Stored items
================================
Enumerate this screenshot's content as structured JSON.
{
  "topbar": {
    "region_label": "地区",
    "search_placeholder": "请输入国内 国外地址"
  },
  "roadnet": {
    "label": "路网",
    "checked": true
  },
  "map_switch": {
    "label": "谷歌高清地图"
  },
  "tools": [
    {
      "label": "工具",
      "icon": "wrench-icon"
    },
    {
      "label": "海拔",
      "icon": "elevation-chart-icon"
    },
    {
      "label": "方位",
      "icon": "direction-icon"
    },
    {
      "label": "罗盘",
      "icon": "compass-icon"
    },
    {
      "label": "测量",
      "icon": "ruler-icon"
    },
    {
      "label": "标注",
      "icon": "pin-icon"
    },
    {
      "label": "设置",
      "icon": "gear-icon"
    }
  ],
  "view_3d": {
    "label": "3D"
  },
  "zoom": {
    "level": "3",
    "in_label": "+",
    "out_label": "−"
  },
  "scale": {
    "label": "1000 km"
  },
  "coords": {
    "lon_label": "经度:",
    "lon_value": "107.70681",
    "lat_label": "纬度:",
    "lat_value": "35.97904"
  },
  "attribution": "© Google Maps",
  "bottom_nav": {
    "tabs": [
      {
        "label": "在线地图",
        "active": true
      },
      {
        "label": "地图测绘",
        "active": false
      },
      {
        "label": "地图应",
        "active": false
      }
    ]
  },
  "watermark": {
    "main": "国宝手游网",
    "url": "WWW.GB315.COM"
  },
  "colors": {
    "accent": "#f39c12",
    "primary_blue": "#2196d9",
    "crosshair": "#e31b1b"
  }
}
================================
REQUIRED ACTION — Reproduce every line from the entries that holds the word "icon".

ANSWER TO THE EXERCISE —
      "icon": "wrench-icon"
      "icon": "elevation-chart-icon"
      "icon": "direction-icon"
      "icon": "compass-icon"
      "icon": "ruler-icon"
      "icon": "pin-icon"
      "icon": "gear-icon"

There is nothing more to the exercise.